There are many people who take pity on mice, even find them adorable, so empaths are easily validated in their victimhood. Just like there are no social systems in play to keep a narcissist in check, the victim continues to be chased down without the slightest awareness of their responsibility. The “gift” of the narcissist is that they already have enough validation and conviction within themselves that even if standing alone, they will not lose a chase. Chances are a true Narcissist won’t be reading this post (they’ll be too busy pushing their own agenda), so it’s up to the empaths to empower ourselves enough to take responsibility and step out of the the chase!
We must learn the difference between empathy and compassion in regards to others and begin acting accordingly. Once freed from this power dynamic, we can use our own powers of empathy and forgiveness for a greater good, as opposed to running around in circles with people who abuse us. We are healers, nurturers and supporters, and our energy is best spent on healing ourselves while surrounded by those who respect us and have our best interest at heart. We easily see everyone’s longing for love and acceptance, including the Narcissist’s, but if we continuously find ourselves in this cat and mouse chase, it means we have forgotten our own boundaries, true compassion, self-reliance and self-love. We can understand them, but until we apply that same empathy and forgiveness to ourselves, we will not be able to set the proper boundaries we need in order to shine to our fullest.

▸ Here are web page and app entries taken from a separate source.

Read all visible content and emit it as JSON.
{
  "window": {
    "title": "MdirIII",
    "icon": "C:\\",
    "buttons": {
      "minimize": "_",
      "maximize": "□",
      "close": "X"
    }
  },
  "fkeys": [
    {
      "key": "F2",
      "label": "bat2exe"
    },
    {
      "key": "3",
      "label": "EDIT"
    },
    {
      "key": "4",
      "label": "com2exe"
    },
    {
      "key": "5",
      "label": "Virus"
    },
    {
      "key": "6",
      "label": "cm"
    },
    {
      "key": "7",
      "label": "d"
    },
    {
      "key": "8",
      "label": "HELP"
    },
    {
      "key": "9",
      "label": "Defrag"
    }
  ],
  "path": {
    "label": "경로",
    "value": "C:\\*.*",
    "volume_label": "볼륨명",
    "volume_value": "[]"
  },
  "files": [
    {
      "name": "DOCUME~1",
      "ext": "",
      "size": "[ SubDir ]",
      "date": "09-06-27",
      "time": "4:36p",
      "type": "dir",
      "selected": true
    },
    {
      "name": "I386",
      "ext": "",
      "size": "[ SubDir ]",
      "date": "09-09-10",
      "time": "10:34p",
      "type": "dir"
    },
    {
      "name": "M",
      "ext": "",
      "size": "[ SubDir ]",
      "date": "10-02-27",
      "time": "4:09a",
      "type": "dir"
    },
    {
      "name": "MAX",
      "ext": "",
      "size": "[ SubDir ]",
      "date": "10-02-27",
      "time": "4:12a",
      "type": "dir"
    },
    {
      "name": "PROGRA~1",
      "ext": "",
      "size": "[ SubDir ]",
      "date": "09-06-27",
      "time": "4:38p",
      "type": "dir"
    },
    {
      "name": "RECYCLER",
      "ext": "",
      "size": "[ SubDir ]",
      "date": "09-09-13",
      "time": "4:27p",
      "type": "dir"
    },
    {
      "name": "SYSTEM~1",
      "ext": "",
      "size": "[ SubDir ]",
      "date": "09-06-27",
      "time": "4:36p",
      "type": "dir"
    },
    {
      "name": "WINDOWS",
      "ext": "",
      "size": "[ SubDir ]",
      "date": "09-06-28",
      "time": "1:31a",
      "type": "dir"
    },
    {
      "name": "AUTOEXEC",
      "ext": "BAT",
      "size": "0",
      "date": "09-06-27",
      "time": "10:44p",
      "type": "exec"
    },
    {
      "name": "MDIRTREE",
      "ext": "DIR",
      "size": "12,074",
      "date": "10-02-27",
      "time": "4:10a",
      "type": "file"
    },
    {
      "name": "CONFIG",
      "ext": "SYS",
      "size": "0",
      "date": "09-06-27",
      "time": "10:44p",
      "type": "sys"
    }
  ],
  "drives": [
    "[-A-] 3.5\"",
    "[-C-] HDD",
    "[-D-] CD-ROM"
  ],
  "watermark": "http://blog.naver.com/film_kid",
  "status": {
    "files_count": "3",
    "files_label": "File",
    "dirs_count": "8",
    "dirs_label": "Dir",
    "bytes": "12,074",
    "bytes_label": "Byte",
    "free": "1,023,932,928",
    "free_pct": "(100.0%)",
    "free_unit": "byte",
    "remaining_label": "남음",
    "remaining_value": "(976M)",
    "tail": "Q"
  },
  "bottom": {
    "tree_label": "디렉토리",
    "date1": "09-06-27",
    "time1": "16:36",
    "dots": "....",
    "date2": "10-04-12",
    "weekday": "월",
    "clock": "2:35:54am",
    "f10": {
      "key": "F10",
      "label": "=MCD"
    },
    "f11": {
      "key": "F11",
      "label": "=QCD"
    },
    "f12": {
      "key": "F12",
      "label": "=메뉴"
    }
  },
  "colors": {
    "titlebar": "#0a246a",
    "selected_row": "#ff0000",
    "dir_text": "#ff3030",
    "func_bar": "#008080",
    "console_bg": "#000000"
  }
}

May we all find the power within us to step out of the power struggle!